Records from a collection:
-------------------------

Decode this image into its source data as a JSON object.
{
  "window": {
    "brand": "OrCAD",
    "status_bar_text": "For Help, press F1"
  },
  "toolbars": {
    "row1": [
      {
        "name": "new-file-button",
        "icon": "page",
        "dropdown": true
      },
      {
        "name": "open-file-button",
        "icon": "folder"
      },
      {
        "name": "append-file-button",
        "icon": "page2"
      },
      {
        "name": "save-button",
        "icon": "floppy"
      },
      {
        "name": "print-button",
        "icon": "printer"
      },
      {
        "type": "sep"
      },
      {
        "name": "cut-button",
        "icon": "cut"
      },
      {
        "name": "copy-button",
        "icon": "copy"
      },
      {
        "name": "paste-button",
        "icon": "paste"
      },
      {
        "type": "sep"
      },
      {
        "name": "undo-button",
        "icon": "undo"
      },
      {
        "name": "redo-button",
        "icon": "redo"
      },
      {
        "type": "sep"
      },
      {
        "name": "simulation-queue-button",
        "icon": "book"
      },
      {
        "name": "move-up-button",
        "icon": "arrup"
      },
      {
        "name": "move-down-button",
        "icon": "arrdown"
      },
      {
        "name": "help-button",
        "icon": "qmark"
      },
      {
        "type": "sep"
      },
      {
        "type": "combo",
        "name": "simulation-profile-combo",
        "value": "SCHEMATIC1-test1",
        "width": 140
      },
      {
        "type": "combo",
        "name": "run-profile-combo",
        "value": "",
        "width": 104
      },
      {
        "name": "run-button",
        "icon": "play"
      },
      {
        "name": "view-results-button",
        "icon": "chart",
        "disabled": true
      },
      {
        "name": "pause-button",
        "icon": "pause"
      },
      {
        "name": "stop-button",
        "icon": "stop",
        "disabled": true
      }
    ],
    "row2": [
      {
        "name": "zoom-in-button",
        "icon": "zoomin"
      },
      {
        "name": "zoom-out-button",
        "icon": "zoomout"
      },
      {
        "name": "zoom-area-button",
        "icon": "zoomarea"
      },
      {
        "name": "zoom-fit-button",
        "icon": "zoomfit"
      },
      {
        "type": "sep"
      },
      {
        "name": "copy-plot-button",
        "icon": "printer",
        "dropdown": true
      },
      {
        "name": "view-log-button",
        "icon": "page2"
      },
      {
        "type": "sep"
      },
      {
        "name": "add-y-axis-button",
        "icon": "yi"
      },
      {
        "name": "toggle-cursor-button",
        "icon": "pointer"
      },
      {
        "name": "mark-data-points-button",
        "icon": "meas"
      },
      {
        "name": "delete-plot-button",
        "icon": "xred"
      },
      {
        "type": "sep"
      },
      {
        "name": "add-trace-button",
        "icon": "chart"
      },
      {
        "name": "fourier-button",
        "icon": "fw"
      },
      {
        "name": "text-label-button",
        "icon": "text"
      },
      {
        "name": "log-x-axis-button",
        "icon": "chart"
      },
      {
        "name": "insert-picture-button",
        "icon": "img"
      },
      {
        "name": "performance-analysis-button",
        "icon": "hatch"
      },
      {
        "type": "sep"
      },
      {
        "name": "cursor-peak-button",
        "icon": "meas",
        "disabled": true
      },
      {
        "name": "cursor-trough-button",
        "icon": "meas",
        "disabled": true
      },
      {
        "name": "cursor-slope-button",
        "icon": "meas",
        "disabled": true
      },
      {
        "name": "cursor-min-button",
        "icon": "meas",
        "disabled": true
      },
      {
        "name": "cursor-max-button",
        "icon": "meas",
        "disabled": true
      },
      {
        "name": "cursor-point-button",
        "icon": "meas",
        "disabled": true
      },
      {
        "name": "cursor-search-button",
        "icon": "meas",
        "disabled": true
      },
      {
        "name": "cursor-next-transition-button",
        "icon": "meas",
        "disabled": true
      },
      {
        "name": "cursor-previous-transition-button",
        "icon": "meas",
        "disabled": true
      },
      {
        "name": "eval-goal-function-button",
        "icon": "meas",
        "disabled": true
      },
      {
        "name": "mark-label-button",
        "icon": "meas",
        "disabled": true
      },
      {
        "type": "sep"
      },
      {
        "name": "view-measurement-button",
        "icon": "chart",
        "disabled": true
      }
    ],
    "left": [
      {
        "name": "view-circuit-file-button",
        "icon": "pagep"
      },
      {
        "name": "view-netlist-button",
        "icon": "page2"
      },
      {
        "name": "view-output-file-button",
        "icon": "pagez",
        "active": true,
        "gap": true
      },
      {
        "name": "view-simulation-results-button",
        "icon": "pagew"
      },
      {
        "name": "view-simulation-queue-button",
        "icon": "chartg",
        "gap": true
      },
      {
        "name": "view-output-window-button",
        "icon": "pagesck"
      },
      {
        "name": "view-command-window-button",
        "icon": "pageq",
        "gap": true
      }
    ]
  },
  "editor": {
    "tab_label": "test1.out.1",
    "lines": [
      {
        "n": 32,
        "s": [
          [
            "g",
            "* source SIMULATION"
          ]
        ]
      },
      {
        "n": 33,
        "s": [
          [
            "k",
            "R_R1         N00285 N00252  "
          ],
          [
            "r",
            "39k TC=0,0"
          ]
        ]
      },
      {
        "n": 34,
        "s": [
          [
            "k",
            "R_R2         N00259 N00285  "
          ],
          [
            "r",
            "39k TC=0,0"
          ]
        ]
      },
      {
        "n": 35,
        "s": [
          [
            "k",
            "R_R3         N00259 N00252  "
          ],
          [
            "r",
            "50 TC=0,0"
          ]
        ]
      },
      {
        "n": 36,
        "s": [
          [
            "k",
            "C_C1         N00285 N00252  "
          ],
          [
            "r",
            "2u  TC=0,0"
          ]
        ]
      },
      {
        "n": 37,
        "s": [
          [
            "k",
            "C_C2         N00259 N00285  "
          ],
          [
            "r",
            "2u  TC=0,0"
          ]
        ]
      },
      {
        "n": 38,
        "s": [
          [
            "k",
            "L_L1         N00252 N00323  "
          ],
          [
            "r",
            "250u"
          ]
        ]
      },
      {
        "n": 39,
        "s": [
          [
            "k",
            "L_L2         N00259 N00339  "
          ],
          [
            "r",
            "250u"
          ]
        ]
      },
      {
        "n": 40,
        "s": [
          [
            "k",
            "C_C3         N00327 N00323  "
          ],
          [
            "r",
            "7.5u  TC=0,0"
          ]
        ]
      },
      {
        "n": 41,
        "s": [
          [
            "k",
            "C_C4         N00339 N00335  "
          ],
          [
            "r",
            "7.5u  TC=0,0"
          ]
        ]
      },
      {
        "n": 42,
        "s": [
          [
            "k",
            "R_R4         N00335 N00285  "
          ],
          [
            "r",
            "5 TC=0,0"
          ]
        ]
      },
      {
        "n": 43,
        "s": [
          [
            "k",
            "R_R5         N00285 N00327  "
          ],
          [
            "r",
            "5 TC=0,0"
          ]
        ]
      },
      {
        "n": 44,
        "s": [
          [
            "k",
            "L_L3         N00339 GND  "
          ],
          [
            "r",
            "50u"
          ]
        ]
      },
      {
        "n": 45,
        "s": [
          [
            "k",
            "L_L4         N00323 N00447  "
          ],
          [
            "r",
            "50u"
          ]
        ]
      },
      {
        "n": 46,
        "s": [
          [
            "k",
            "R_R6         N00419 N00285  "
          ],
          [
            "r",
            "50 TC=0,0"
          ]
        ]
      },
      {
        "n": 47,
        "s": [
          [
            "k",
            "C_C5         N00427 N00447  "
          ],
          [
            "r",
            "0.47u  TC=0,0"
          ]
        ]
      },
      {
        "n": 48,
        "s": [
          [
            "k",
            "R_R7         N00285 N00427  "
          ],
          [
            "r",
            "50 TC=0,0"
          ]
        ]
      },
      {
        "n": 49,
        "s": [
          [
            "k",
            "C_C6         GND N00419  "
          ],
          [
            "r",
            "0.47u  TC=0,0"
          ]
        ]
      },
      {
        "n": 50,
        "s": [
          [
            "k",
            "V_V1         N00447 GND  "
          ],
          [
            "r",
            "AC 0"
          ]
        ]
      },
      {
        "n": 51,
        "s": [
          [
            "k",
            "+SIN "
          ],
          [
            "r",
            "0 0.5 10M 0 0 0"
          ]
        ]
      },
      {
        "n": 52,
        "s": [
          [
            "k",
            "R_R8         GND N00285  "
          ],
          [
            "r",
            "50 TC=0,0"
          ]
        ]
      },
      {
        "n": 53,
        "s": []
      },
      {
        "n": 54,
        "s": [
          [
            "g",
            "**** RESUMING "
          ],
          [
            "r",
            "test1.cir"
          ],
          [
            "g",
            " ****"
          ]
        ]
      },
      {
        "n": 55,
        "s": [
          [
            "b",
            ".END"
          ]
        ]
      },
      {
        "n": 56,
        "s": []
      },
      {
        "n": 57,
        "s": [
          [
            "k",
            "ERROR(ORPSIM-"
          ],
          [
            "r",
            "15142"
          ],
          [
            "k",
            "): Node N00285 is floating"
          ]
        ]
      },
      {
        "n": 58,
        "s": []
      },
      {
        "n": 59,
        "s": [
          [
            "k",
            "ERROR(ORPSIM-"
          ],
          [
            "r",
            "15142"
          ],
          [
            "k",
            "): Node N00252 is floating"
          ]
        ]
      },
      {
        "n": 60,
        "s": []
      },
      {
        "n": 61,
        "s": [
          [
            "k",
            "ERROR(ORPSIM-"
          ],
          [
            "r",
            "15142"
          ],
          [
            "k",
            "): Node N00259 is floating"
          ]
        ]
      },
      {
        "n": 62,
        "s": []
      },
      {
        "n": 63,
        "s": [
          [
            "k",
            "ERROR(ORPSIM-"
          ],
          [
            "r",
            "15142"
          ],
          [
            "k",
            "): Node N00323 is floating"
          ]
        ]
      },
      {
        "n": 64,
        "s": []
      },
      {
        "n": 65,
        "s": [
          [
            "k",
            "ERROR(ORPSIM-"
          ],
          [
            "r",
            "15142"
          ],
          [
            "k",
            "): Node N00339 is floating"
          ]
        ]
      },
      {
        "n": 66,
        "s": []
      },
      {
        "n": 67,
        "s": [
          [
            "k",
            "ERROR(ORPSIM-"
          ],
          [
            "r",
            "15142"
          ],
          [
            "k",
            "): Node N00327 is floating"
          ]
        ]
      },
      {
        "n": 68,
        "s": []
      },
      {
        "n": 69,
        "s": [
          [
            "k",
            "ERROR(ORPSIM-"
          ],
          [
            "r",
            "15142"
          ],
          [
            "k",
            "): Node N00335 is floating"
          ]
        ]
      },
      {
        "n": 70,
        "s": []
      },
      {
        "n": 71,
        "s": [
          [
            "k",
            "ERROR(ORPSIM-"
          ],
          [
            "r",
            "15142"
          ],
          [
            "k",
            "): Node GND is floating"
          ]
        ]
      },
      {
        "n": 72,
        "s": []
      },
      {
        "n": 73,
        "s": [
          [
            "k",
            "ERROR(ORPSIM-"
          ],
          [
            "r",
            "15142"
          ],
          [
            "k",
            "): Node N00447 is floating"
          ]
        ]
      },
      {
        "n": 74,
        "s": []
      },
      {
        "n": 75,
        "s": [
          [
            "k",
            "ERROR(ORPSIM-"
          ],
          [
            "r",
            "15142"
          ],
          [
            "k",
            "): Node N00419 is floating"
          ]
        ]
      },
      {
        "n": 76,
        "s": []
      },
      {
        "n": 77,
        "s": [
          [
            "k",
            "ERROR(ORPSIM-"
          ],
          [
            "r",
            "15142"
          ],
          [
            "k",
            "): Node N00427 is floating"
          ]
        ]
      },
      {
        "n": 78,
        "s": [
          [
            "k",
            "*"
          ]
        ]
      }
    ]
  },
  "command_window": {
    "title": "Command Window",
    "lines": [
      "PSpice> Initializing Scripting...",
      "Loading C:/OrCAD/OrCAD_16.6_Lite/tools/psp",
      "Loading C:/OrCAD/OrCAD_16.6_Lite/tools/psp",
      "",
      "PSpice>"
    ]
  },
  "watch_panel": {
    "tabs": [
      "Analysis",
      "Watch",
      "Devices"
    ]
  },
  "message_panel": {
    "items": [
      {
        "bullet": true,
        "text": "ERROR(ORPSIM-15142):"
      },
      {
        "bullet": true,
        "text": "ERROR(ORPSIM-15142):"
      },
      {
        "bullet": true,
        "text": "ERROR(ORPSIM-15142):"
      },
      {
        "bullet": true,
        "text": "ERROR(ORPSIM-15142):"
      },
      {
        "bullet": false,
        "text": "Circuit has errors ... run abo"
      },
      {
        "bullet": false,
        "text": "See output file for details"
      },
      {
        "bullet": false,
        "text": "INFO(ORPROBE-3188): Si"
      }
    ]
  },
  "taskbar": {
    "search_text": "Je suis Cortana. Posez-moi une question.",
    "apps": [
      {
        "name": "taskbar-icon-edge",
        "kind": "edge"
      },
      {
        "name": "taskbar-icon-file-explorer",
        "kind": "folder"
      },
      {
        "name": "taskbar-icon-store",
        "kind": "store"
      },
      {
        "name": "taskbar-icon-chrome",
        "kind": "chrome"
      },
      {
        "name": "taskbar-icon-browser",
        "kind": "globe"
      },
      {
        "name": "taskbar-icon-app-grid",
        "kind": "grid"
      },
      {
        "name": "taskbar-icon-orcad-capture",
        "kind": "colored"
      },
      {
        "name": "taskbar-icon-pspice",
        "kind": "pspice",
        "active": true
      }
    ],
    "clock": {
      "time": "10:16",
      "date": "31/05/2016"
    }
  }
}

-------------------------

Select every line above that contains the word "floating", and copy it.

*ANSWER SECTION:*
            "): Node N00285 is floating"
            "): Node N00252 is floating"
            "): Node N00259 is floating"
            "): Node N00323 is floating"
            "): Node N00339 is floating"
            "): Node N00327 is floating"
            "): Node N00335 is floating"
            "): Node GND is floating"
            "): Node N00447 is floating"
            "): Node N00419 is floating"
            "): Node N00427 is floating"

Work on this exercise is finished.